Now let’s move on to the conclusion on the next page.
Vampire: The Masquerade – Bloodlines is one of the finest RPGs ever made, and one of the most innovative of the 2000s. It is an action RPG without less role-playing than turn-based or real-time with pause RPGs… in fact it has more role-playing than almost every other video game. I have seen comments around the internet stating that action games cannot be good RPGs; while such comments are obviously baseless and illogical, this is one of the best games to use as an example to shut them up. Only Fallout 2 and Arcanum can arguably be said to offer role-playing than it.
Role-playing, world design, story, characters, and dialogue are the strongest aspects of Bloodlines. Personally, I was never into vampire stories at all, but Bloodlines has made me a fan of Vampire: The Masquerade. While playing Bloodlines, I could not get enough of the lore.
It is an official, licensed Vampire: The Masquerade product, thus existing canon besides the pen and paper RPG. One might expect that this mandates emphasis on lore and well written world building, and Bloodlines will not let such a person down. It even does justice to legendary Vampire: The Masquerade characters like Smiling Jack and Beckett. Bloodlines is a mix of topics, themes, genres even, such that the player never knows what to expect. It can seamlessly transition from a more classic but incredibly well done horror theme such as the Ocean House Hotel to delivering satirical social commentary riddled with intricate details, to being outright witty and hilarious, and much, much more. This is an impressive feat in its own right, not just for a video game. It takes supreme writing talent to pull this off, but Bloodlines makes it look easy.
Even for those initially uninterested in Gothic style vampire stories (such as I), Bloodlines will be captivating. Its writing is simply too good, too inviting, for it to be anything less.
Its biggest flaw is that it was rushed and released incomplete.

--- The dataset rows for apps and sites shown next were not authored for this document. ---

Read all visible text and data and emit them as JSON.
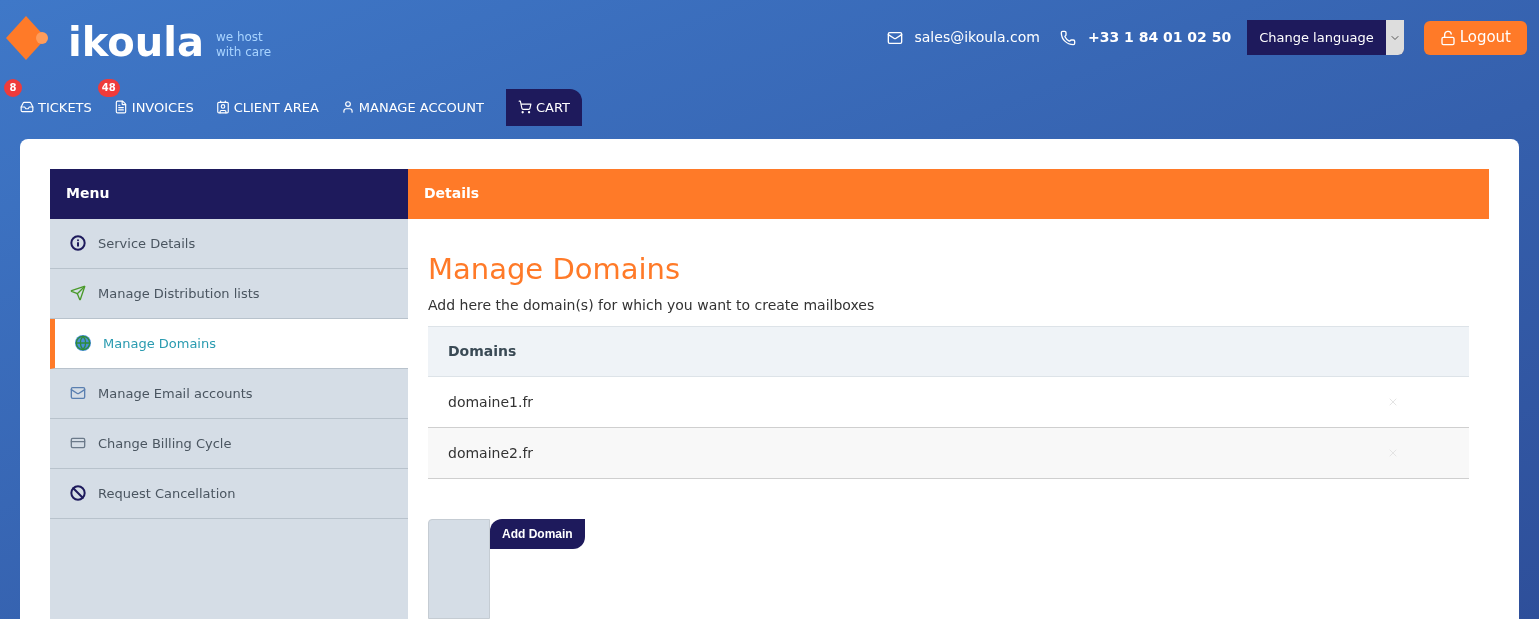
{
  "brand": {
    "name": "ikoula",
    "tagline_1": "we host",
    "tagline_2": "with care"
  },
  "contact": {
    "email": "sales@ikoula.com",
    "phone": "+33 1 84 01 02 50"
  },
  "language_select": {
    "value": "Change language"
  },
  "logout": "Logout",
  "nav": [
    {
      "kind": "tickets",
      "label": "TICKETS",
      "badge": "8",
      "selected": false
    },
    {
      "kind": "invoices",
      "label": "INVOICES",
      "badge": "48",
      "selected": false
    },
    {
      "kind": "client",
      "label": "CLIENT AREA",
      "selected": false
    },
    {
      "kind": "account",
      "label": "MANAGE ACCOUNT",
      "selected": false
    },
    {
      "kind": "cart",
      "label": "CART",
      "selected": true
    }
  ],
  "sidebar": {
    "title": "Menu",
    "items": [
      {
        "kind": "info",
        "label": "Service Details",
        "selected": false
      },
      {
        "kind": "distribution",
        "label": "Manage Distribution lists",
        "selected": false
      },
      {
        "kind": "globe",
        "label": "Manage Domains",
        "selected": true
      },
      {
        "kind": "email",
        "label": "Manage Email accounts",
        "selected": false
      },
      {
        "kind": "billing",
        "label": "Change Billing Cycle",
        "selected": false
      },
      {
        "kind": "cancel",
        "label": "Request Cancellation",
        "selected": false
      }
    ]
  },
  "details": {
    "title": "Details",
    "heading": "Manage Domains",
    "description": "Add here the domain(s) for which you want to create mailboxes",
    "table": {
      "columns": [
        "Domains"
      ],
      "rows": [
        [
          "domaine1.fr"
        ],
        [
          "domaine2.fr"
        ]
      ]
    },
    "add_button": "Add Domain"
  }
}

An unofficial patch is required to play it, and even that doesn’t fix everything. But the remaining bugs are easy to overlook. Bloodlines is more ambitious than every RPG being made today and released within the last few years, and has an amount of role-playing that video games unfortunately no longer strive for.
- Outstanding role-playing both from a narrative and gameplay perspective
- Excellent writing quality overall, character development and world building rivaled by very few games in existence
- Brilliant, incredibly immersive and relatable setting
- Fleshed out hub-based levels with tons of quest content
- Good, logical adaptation of core Vampire: The Masquerade rules for gameplay
- Includes many clans to play as, features intriguing selection of Disciplines too
- Awesome soundtrack
- Very nice art design that has aged exceptionally well. I was amazed at how nice it looks on a 4k OLED screen with forced ambient occlusion (ReShade MXAO) and forced HDR through Windows.
- Requires Unofficial Patch to be playable
- Lacks polish even with unofficial patch; AI is terrible, laughable amount of repeated character models, it almost adds to the charm since this game is both excellent and meme-worthy
- Combat balance is incomplete and laughably broken. Usually provides no challenge for anyone above game journalist level.